E J Corey reflects on winning the Nobel Prize

EJ Corey

EJ Corey

Source: © Rick Friedman / Corbis

On receiving the award of the Nobel Prize for chemistry in 1990 ‘for his development of the theory and methodology of organic synthesis’, Elias J. Corey told Chemistry in Britain ‘For many years various friends, colleagues and students have expressed opinions and predictions that the Nobel prize would come my way. My response was usually a casual “don’t hold your breath”. There are so many outstanding scientists in chemistry and related fields whose work deserves recognition that the odds are quite long for any individual. It has always been my view that one should try to do one’s very best in teaching and research, and accept any honours which are bestowed as good fortune. But should one’s research go unrecognised, one could always take pleasure in the accomplishments themselves and in the joy of discovery. To do research because it is interesting and useful to one’s fellow scientists and to society as a whole is vastly wiser than choosing a line of research simply because it is more likely to be rewarded.’

Chemistry in Britain (December 1990)
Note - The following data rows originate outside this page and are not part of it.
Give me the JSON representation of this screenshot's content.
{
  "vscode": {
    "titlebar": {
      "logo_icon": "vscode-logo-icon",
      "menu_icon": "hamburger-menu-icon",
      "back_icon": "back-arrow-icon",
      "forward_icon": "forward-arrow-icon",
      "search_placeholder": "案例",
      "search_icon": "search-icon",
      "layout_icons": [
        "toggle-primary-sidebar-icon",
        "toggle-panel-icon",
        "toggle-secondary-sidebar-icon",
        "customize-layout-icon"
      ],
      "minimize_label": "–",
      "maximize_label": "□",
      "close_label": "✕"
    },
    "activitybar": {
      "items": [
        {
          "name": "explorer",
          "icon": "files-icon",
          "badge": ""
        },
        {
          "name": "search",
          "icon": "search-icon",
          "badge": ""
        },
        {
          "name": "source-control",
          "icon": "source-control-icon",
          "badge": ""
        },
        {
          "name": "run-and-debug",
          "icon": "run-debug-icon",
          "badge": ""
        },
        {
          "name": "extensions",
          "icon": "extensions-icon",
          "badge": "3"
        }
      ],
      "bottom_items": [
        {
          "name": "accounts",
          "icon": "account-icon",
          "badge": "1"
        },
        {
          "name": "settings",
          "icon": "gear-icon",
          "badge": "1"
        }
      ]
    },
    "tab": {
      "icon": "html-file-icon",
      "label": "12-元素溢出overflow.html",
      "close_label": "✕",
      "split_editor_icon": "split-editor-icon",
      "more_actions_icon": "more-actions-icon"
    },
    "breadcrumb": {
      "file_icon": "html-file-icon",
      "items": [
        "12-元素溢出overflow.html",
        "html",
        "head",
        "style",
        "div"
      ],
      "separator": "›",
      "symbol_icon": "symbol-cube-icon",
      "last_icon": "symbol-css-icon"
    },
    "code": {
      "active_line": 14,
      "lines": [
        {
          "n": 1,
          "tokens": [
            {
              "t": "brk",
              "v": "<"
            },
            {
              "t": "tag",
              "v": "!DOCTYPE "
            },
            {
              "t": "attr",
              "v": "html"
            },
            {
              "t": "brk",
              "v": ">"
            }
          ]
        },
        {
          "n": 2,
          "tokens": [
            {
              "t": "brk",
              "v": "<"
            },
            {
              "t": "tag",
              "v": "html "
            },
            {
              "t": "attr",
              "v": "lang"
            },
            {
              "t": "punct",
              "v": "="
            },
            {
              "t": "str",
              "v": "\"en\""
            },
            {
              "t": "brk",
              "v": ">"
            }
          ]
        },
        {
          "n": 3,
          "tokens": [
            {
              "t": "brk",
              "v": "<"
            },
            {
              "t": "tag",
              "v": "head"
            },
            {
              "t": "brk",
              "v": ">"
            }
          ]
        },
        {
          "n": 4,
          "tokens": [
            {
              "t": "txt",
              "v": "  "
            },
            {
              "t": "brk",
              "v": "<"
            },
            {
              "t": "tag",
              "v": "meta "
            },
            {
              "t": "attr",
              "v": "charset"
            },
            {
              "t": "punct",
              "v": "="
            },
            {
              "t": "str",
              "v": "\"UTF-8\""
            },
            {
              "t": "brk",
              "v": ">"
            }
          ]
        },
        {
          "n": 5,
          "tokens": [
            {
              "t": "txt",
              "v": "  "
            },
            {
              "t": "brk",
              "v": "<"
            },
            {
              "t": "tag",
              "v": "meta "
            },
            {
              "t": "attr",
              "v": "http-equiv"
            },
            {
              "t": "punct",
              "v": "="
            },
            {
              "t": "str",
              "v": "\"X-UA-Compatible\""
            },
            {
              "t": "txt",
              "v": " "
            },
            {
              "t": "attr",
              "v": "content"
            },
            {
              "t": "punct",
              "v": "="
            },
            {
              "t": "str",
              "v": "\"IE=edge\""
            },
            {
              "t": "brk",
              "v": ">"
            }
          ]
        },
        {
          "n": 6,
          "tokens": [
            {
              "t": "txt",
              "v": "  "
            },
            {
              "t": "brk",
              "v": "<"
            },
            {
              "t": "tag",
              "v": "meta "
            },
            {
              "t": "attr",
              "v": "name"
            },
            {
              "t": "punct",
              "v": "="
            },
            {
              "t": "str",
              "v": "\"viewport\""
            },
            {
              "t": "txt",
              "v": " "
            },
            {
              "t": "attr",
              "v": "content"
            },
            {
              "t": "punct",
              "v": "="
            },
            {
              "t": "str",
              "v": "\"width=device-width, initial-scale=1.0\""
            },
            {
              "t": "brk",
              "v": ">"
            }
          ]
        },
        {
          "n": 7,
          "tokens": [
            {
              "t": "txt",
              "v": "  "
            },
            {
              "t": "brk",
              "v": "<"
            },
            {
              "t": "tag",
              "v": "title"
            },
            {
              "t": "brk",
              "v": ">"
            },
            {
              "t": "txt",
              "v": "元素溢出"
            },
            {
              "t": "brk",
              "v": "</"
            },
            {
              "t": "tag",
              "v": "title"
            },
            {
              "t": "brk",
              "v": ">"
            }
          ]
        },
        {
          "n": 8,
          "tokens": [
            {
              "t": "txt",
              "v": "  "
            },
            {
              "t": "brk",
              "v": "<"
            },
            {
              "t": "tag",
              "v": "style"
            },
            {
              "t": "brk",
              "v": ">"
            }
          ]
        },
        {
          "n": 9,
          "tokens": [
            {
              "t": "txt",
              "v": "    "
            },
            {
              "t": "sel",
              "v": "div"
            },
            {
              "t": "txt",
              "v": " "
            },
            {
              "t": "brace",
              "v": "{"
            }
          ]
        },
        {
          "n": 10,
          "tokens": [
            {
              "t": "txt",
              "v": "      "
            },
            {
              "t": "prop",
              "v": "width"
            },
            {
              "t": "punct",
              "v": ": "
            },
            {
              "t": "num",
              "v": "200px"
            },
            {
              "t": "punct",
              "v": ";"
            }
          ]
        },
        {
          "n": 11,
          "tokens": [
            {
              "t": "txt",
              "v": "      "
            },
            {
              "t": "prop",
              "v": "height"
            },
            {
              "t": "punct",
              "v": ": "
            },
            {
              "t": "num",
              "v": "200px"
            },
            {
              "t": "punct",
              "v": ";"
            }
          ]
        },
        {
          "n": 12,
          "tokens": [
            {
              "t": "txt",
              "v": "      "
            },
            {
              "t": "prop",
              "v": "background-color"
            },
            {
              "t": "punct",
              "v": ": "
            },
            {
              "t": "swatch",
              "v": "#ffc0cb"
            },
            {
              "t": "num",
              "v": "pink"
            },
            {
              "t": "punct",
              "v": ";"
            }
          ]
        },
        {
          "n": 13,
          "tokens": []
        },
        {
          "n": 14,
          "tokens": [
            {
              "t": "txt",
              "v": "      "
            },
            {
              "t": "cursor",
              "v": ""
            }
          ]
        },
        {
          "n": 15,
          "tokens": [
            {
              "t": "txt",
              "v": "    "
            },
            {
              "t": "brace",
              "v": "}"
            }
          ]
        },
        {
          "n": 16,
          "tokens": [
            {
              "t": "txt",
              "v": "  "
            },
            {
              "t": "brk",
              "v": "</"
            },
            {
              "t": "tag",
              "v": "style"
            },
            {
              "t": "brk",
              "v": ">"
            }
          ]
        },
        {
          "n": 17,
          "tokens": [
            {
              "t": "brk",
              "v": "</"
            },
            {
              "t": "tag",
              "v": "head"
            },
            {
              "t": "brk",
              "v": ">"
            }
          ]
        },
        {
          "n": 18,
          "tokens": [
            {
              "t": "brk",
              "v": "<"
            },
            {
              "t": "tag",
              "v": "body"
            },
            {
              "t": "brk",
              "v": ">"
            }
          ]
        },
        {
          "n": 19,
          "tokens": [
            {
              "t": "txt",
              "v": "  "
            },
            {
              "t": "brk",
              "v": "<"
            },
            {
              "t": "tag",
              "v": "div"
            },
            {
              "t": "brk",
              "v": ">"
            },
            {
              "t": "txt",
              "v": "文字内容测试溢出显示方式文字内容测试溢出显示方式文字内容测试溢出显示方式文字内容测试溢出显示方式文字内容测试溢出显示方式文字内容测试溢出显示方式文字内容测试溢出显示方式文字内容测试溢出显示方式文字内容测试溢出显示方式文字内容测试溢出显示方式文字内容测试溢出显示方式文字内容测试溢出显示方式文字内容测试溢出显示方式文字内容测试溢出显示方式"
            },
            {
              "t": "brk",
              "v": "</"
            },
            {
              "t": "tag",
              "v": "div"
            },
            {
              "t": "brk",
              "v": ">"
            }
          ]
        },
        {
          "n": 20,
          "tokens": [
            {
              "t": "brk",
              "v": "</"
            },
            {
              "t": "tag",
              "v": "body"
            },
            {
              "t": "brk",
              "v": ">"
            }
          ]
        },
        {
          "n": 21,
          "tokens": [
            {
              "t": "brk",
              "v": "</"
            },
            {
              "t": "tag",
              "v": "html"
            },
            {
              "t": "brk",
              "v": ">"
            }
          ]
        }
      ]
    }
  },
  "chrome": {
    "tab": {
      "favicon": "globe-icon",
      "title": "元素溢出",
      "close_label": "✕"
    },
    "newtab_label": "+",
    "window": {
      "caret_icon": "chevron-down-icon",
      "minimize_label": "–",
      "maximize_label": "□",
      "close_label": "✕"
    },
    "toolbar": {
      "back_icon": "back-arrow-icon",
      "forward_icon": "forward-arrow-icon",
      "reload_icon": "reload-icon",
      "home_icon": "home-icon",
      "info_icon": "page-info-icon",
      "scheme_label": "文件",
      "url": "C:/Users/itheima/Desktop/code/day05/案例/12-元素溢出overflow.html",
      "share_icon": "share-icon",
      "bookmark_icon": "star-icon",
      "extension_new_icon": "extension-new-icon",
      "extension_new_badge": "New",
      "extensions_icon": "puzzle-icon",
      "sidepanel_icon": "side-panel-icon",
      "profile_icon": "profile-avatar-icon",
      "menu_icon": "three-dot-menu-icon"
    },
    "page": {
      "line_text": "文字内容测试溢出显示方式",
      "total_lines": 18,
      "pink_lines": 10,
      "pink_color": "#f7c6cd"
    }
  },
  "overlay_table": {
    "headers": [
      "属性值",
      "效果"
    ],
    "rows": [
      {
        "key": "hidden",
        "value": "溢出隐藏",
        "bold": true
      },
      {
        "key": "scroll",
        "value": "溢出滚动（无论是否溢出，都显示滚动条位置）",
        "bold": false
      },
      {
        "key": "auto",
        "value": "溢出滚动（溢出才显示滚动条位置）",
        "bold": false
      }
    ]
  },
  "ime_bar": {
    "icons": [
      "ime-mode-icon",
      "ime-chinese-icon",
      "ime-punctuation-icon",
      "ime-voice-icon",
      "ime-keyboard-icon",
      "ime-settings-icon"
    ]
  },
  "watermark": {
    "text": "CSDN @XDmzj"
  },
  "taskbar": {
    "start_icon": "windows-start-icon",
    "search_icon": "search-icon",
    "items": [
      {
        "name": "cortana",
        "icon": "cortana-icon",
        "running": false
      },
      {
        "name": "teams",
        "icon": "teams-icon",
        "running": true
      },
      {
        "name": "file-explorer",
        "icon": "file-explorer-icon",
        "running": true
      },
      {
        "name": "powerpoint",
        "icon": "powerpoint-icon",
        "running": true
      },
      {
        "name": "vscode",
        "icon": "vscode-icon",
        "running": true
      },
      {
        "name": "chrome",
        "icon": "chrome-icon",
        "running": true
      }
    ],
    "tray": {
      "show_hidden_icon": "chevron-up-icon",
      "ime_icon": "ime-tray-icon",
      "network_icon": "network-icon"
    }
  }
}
Ed. Corey received the latest RSC’s Sir Derek Barton Gold Medal in 2014 ‘for his highly creative research over the last 25 years on catalytic enantioselective reactions including the use of oxazaborolidines, his work on cascade cationic polyene cyclisation reactions and his inspirational total syntheses of bioactive natural products’.